inscribed in pencil (vertically) on reverse c.l.: 245 stamped in blue ink (vertically) on reverse c.: N stamped in purple and black ink (vertically) on reverse c.: IN ORDERING USE THIS NUMBER / N. / HINE PHOTO COMPANY / 27 GRANT AVE. LINCOLN PARK / YONKERS, N.Y. / Set No. (Set No. underlined) inscribed in pencil (vertically) on reverse l.l.: Both are Spinners / in Carolina cotton mill inscribed in pencil (inverted) on reverse l.r.: 245 photocopy accompanying paper label: 245 Gastrome, N.C. Nov. 1908 / Lacy (12 yrs. old) and Savannah (11 yrs old) / have worked two years. / Father said "The little one is a cracker- / jack on spinnin', at least so the boss says. / She ain't satisfied unless in the mill. The / oldest one isn't so good at it. Not as quick / (Note the tense, serious looks on the / younger. Older one more like a roal girl).
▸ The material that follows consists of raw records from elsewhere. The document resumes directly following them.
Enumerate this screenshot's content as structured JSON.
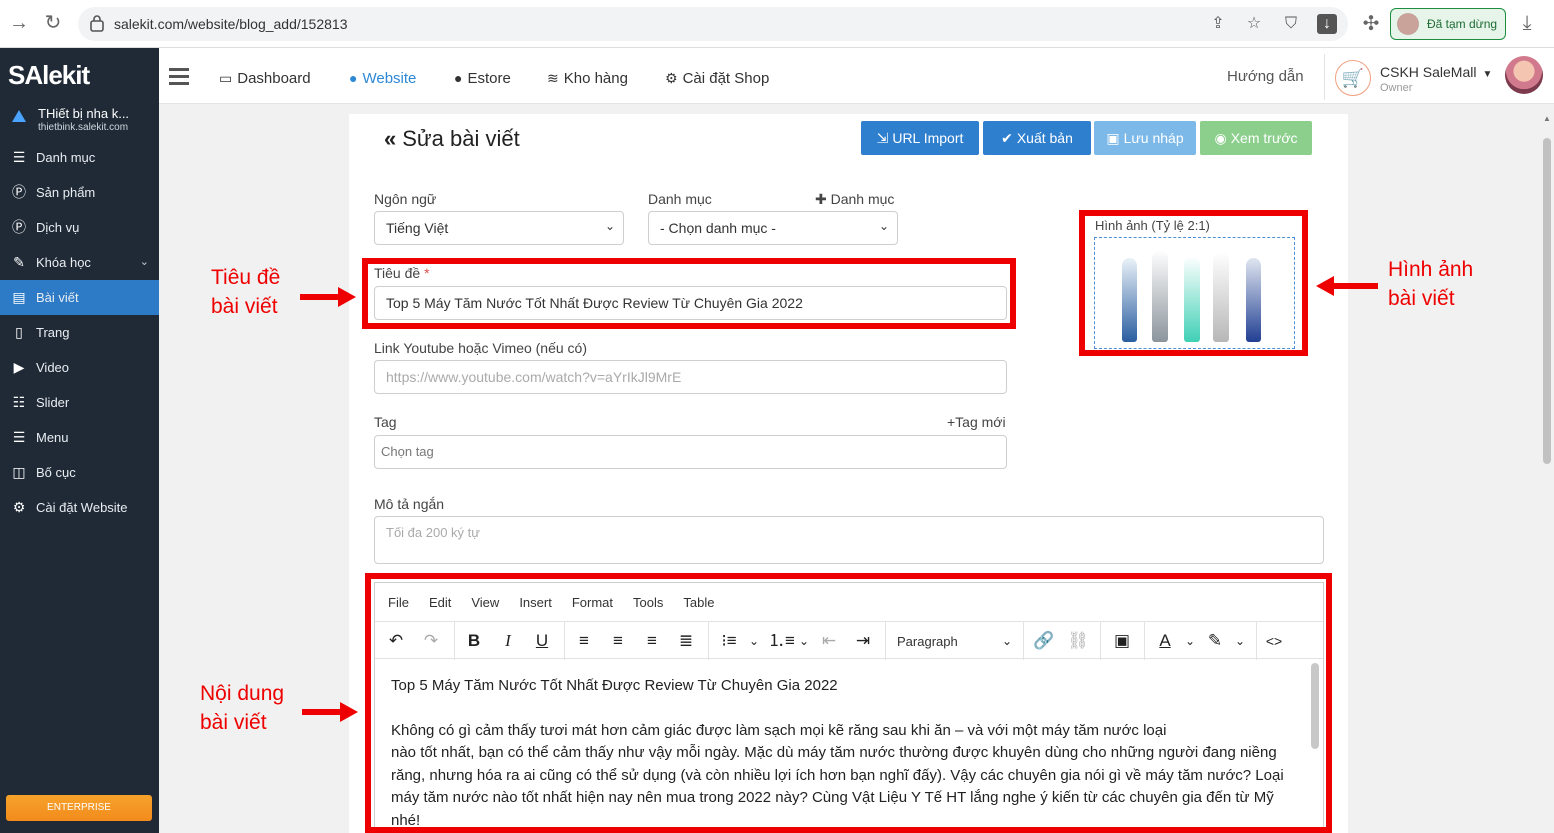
{
  "browser": {
    "url": "salekit.com/website/blog_add/152813",
    "profile_status": "Đã tạm dừng"
  },
  "sidebar": {
    "logo": "SAlekit",
    "shop_name": "THiết bị nha k...",
    "shop_domain": "thietbink.salekit.com",
    "items": [
      {
        "label": "Danh mục",
        "icon": "list-icon"
      },
      {
        "label": "Sản phẩm",
        "icon": "product-icon"
      },
      {
        "label": "Dịch vụ",
        "icon": "service-icon"
      },
      {
        "label": "Khóa học",
        "icon": "book-icon"
      },
      {
        "label": "Bài viết",
        "icon": "newspaper-icon"
      },
      {
        "label": "Trang",
        "icon": "page-icon"
      },
      {
        "label": "Video",
        "icon": "video-icon"
      },
      {
        "label": "Slider",
        "icon": "sliders-icon"
      },
      {
        "label": "Menu",
        "icon": "menu-icon"
      },
      {
        "label": "Bố cục",
        "icon": "layout-icon"
      },
      {
        "label": "Cài đặt Website",
        "icon": "gear-icon"
      }
    ],
    "badge": "ENTERPRISE"
  },
  "topnav": {
    "items": [
      "Dashboard",
      "Website",
      "Estore",
      "Kho hàng",
      "Cài đặt Shop"
    ],
    "help": "Hướng dẫn",
    "user_name": "CSKH SaleMall",
    "user_role": "Owner"
  },
  "page": {
    "title": "Sửa bài viết",
    "buttons": {
      "url_import": "URL Import",
      "publish": "Xuất bản",
      "save_draft": "Lưu nháp",
      "preview": "Xem trước"
    },
    "language_label": "Ngôn ngữ",
    "language_value": "Tiếng Việt",
    "category_label": "Danh mục",
    "category_add": "Danh mục",
    "category_value": "- Chọn danh mục -",
    "title_label": "Tiêu đề",
    "title_required": "*",
    "title_value": "Top 5 Máy Tăm Nước Tốt Nhất Được Review Từ Chuyên Gia 2022",
    "video_label": "Link Youtube hoặc Vimeo (nếu có)",
    "video_placeholder": "https://www.youtube.com/watch?v=aYrIkJl9MrE",
    "tag_label": "Tag",
    "tag_new": "+Tag mới",
    "tag_placeholder": "Chọn tag",
    "desc_label": "Mô tả ngắn",
    "desc_placeholder": "Tối đa 200 ký tự",
    "image_label": "Hình ảnh (Tỷ lệ 2:1)"
  },
  "editor": {
    "menus": [
      "File",
      "Edit",
      "View",
      "Insert",
      "Format",
      "Tools",
      "Table"
    ],
    "block_format": "Paragraph",
    "heading": "Top 5 Máy Tăm Nước Tốt Nhất Được Review Từ Chuyên Gia 2022",
    "body_line1": "Không có gì cảm thấy tươi mát hơn cảm giác được làm sạch mọi kẽ răng sau khi ăn – và với một máy tăm nước loại",
    "body_rest": "nào tốt nhất, bạn có thể cảm thấy như vậy mỗi ngày. Mặc dù máy tăm nước thường được khuyên dùng cho những người đang niềng răng, nhưng hóa ra ai cũng có thể sử dụng (và còn nhiều lợi ích hơn bạn nghĩ đấy). Vậy các chuyên gia nói gì về máy tăm nước? Loại máy tăm nước nào tốt nhất hiện nay nên mua trong 2022 này? Cùng Vật Liệu Y Tế HT lắng nghe ý kiến từ các chuyên gia đến từ Mỹ nhé!"
  },
  "annotations": {
    "title_note_1": "Tiêu đề",
    "title_note_2": "bài viết",
    "image_note_1": "Hình ảnh",
    "image_note_2": "bài viết",
    "content_note_1": "Nội dung",
    "content_note_2": "bài viết"
  },
  "colors": {
    "annotation": "#ee0000",
    "primary": "#2f7fcf",
    "sidebar": "#1f2a36"
  }
}
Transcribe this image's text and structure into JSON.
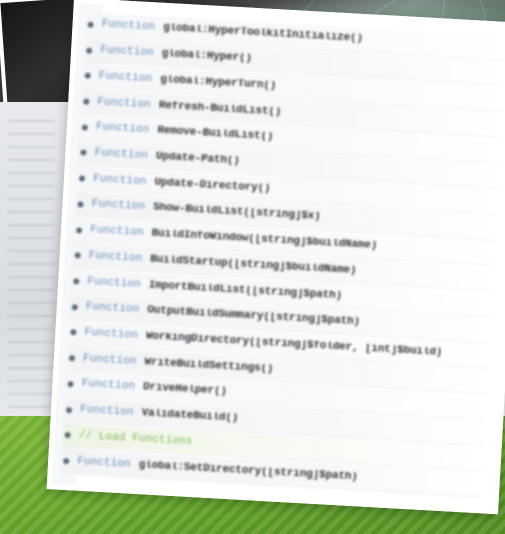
{
  "editor": {
    "lines": [
      {
        "keyword": "Function",
        "text": "global:HyperToolkitInitialize()"
      },
      {
        "keyword": "Function",
        "text": "global:Hyper()"
      },
      {
        "keyword": "Function",
        "text": "global:HyperTurn()"
      },
      {
        "keyword": "Function",
        "text": "Refresh-BuildList()"
      },
      {
        "keyword": "Function",
        "text": "Remove-BuildList()"
      },
      {
        "keyword": "Function",
        "text": "Update-Path()"
      },
      {
        "keyword": "Function",
        "text": "Update-Directory()"
      },
      {
        "keyword": "Function",
        "text": "Show-BuildList([string]$x)"
      },
      {
        "keyword": "Function",
        "text": "BuildInfoWindow([string]$buildName)"
      },
      {
        "keyword": "Function",
        "text": "BuildStartup([string]$buildName)"
      },
      {
        "keyword": "Function",
        "text": "ImportBuildList([string]$path)"
      },
      {
        "keyword": "Function",
        "text": "OutputBuildSummary([string]$path)"
      },
      {
        "keyword": "Function",
        "text": "WorkingDirectory([string]$folder, [int]$build)"
      },
      {
        "keyword": "Function",
        "text": "WriteBuildSettings()"
      },
      {
        "keyword": "Function",
        "text": "DriveHelper()"
      },
      {
        "keyword": "Function",
        "text": "ValidateBuild()"
      },
      {
        "keyword": "// Load Functions",
        "text": ""
      },
      {
        "keyword": "Function",
        "text": "global:SetDirectory([string]$path)"
      }
    ]
  }
}
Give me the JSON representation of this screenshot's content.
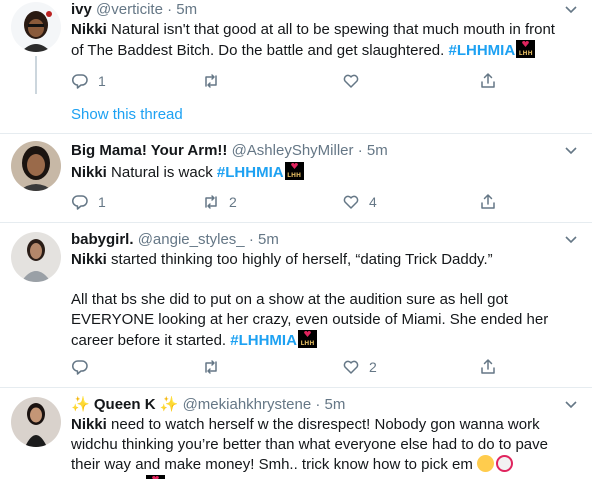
{
  "tweets": [
    {
      "display_name": "ivy",
      "handle": "@verticite",
      "time": "5m",
      "mention": "Nikki",
      "line1_rest": " Natural isn't that good at all to be spewing that much mouth in front",
      "line2": "of The Baddest Bitch. Do the battle and get slaughtered. ",
      "hashtag": "#LHHMIA",
      "reply_count": "1",
      "retweet_count": "",
      "like_count": "",
      "show_thread": "Show this thread"
    },
    {
      "display_name": "Big Mama! Your Arm!!",
      "handle": "@AshleyShyMiller",
      "time": "5m",
      "mention": "Nikki",
      "text": " Natural is wack ",
      "hashtag": "#LHHMIA",
      "reply_count": "1",
      "retweet_count": "2",
      "like_count": "4"
    },
    {
      "display_name": "babygirl.",
      "handle": "@angie_styles_",
      "time": "5m",
      "mention": "Nikki",
      "line1_rest": " started thinking too highly of herself, “dating Trick Daddy.”",
      "para2_line1": "All that bs she did to put on a show at the audition sure as hell got",
      "para2_line2": "EVERYONE looking at her crazy, even outside of Miami. She ended her",
      "para2_line3": "career before it started. ",
      "hashtag": "#LHHMIA",
      "reply_count": "",
      "retweet_count": "",
      "like_count": "2"
    },
    {
      "display_name": "Queen K",
      "sparkle_left": "✨",
      "sparkle_right": "✨",
      "handle": "@mekiahkhrystene",
      "time": "5m",
      "mention": "Nikki",
      "line1_rest": " need to watch herself w the disrespect! Nobody gon wanna work",
      "line2": "widchu thinking you’re better than what everyone else had to do to pave",
      "line3": "their way and make money! Smh.. trick know how to pick em "
    }
  ],
  "separator": "·",
  "badge_text": "LHH",
  "colors": {
    "accent": "#1da1f2",
    "secondary_text": "#657786",
    "primary_text": "#14171a",
    "divider": "#e6ecf0",
    "like_icon": "#e0245e"
  },
  "icons": [
    "reply-icon",
    "retweet-icon",
    "like-icon",
    "share-icon",
    "chevron-down-icon"
  ]
}
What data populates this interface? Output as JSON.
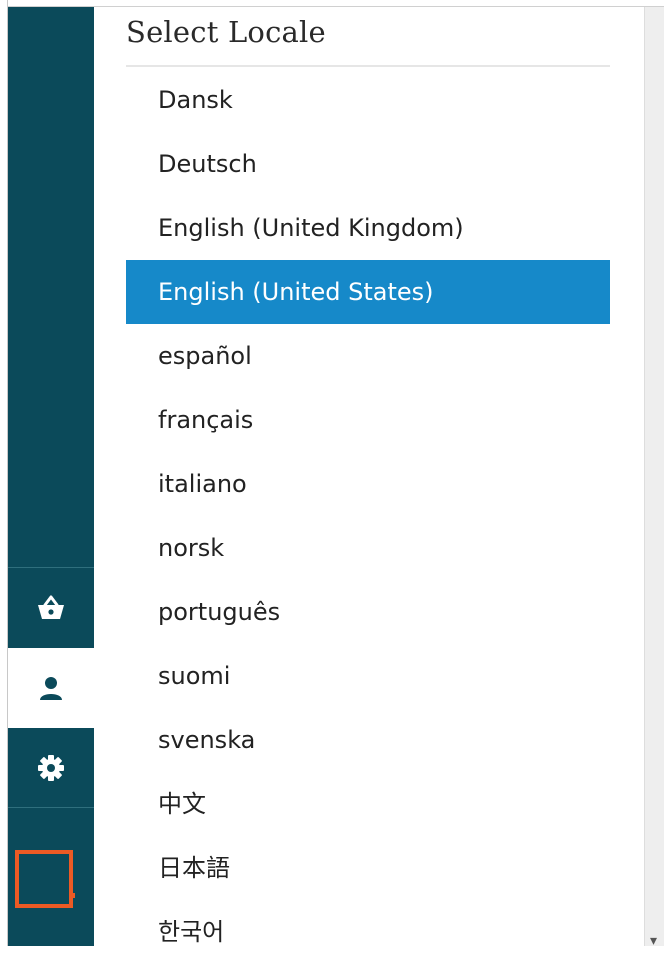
{
  "locale_panel": {
    "title": "Select Locale",
    "items": [
      "Dansk",
      "Deutsch",
      "English (United Kingdom)",
      "English (United States)",
      "español",
      "français",
      "italiano",
      "norsk",
      "português",
      "suomi",
      "svenska",
      "中文",
      "日本語",
      "한국어"
    ],
    "selected": "English (United States)"
  },
  "sidebar": {
    "icons": [
      "basket-icon",
      "user-icon",
      "gear-icon"
    ],
    "active": "user-icon"
  },
  "colors": {
    "sidebar_bg": "#0b4a5a",
    "selected_bg": "#1689c9",
    "logo_accent": "#ec5a24"
  }
}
‘Perhaps you are weary of child labour pictures. Well, so are the rest of us, but we propose to make you and the whole country so sick and tired of the whole business that when the time for action comes, child labour pictures will be records of the past.’
Lewis Hine, 1909
Originally trained as a sociologist, Lewis Hine worked for the National Child Labour Committee. In this role he used photographs, along with the carefully recorded personal details of his subjects, to build an immense documentary account of the prevalence of child labour in factories, mines and textile mills of the United States of America at the start of the 20th century.